The bells have a variety of voices, from faint jingles that sound like fairy chimes to deep, brassy ringing that carries across long distances. Some people find them irritating, but I love their happy songs.
After finishing my first climb, on Mt. Akagi, I had bought a tiny fish-shaped omamori (lucky charm) bell at Akagi Shrine; it was supposed to bring good fortune, and I hung it on my pack in the hope that it would keep away the bears. It made a faint but magical jingling sound that made me smile every time I heard it.
Unfortunately, the tiny charm proved far too small and silent for a bear bell (though I love the way it sounds, and it’s still hanging from my pack today).
As I descended from the summit of Daibosatsu, I listened to the voices of the bells on other hikers’ packs. The ringing grew louder as they approached and faded as the distance between us grew. Each time I passed, or was passed by, another bell-wearing hiker, I felt a surge of desire to find a bear bell of my own.
The deep green woods were the perfect environment for bears, and although Daibosatsu’s trails were busy enough to keep me relatively safe (because I could take advantage of the bells the other hikers wore), I had plans to hike in remote places and would need a bear bell of my own.

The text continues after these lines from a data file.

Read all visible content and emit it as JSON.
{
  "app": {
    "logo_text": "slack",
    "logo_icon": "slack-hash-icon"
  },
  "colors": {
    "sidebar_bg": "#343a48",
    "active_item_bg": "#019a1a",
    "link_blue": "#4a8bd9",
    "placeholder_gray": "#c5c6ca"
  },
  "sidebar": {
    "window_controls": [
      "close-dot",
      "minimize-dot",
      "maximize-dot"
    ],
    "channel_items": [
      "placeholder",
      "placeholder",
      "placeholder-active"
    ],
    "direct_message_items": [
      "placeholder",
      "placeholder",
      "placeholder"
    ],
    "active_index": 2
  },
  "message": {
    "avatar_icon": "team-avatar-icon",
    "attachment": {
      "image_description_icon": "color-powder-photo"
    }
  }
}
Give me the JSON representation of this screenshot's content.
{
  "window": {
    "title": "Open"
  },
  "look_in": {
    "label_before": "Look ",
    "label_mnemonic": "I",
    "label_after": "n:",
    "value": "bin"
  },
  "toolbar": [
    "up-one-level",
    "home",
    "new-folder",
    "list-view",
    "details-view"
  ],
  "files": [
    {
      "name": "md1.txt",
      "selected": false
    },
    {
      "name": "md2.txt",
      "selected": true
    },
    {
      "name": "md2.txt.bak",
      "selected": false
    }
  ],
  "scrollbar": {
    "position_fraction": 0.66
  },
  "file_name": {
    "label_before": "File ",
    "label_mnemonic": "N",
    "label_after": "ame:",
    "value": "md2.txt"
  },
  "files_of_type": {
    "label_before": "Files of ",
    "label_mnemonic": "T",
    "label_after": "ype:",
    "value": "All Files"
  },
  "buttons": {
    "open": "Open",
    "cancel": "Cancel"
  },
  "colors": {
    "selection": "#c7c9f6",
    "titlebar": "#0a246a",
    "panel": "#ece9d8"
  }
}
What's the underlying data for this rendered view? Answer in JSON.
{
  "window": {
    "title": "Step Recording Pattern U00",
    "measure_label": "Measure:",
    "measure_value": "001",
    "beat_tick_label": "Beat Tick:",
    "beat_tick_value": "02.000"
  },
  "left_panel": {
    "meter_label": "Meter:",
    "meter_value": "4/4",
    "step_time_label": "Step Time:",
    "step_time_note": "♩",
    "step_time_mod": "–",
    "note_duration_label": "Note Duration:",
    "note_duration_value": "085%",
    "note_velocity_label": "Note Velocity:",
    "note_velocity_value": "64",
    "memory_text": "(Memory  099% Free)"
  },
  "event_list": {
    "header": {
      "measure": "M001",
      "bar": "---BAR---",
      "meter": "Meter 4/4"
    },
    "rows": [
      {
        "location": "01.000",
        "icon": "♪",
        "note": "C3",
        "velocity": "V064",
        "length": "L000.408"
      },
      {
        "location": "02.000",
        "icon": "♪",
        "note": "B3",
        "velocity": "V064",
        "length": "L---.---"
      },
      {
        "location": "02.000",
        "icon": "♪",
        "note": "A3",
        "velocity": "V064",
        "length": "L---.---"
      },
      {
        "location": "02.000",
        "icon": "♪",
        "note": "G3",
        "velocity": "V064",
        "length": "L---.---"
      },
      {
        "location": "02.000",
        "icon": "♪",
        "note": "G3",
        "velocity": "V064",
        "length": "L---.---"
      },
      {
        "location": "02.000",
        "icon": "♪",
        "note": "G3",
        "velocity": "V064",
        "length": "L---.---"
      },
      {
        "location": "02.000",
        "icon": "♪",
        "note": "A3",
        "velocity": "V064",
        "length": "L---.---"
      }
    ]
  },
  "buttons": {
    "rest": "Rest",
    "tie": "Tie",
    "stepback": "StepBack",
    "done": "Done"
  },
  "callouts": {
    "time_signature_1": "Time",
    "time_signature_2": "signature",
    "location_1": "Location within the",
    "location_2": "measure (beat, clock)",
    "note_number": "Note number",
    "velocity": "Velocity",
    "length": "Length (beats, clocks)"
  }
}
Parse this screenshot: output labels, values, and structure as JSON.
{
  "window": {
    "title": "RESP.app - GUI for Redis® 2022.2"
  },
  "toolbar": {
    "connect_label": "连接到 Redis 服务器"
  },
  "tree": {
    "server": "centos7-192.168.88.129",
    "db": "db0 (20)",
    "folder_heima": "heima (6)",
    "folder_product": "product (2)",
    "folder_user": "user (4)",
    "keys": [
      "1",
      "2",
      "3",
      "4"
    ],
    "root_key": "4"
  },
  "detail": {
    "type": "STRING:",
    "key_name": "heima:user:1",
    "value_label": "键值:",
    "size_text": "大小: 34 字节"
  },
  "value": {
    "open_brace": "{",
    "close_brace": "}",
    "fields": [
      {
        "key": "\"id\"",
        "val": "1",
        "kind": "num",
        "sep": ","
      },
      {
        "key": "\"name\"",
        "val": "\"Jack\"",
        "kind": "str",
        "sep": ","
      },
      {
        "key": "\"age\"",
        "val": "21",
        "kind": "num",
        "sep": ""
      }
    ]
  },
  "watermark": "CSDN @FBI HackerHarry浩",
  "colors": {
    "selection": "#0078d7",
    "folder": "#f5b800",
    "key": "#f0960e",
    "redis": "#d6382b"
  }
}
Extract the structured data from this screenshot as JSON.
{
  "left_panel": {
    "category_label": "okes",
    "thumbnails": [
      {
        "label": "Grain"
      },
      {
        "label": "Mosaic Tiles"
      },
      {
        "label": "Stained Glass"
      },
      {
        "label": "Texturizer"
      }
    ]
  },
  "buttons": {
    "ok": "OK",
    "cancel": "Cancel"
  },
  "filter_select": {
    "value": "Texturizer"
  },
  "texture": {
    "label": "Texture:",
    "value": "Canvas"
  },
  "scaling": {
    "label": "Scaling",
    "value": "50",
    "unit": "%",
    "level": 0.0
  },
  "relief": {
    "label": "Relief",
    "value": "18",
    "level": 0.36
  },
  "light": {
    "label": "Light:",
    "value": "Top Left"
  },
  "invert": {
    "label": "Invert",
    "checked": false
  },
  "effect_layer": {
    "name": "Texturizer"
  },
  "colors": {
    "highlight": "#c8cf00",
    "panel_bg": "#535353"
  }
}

More importantly, I wanted a jingling bell to accompany my hikes with cheerful sound. And I wanted not only a bell, but the right bell–a bell whose voice I enjoyed enough to spend countless hours listening to it on the forest trails.
When I passed a mountain hut that offered food and gear for sale, I looked for a bell, but they were out of stock. However, I did acquire a summit pin–the second one I had ever owned (or earned).
As it turned out, the “perfect bell” would elude me for three more weeks and five more peaks.
Where did I find it? That’s a story for another day.
*I tell the story of my 100 Summits adventure as a whole in CLIMB (Prometheus Books, June 2020); the stories I’m telling on the blog are the ones that didn’t make it into that book.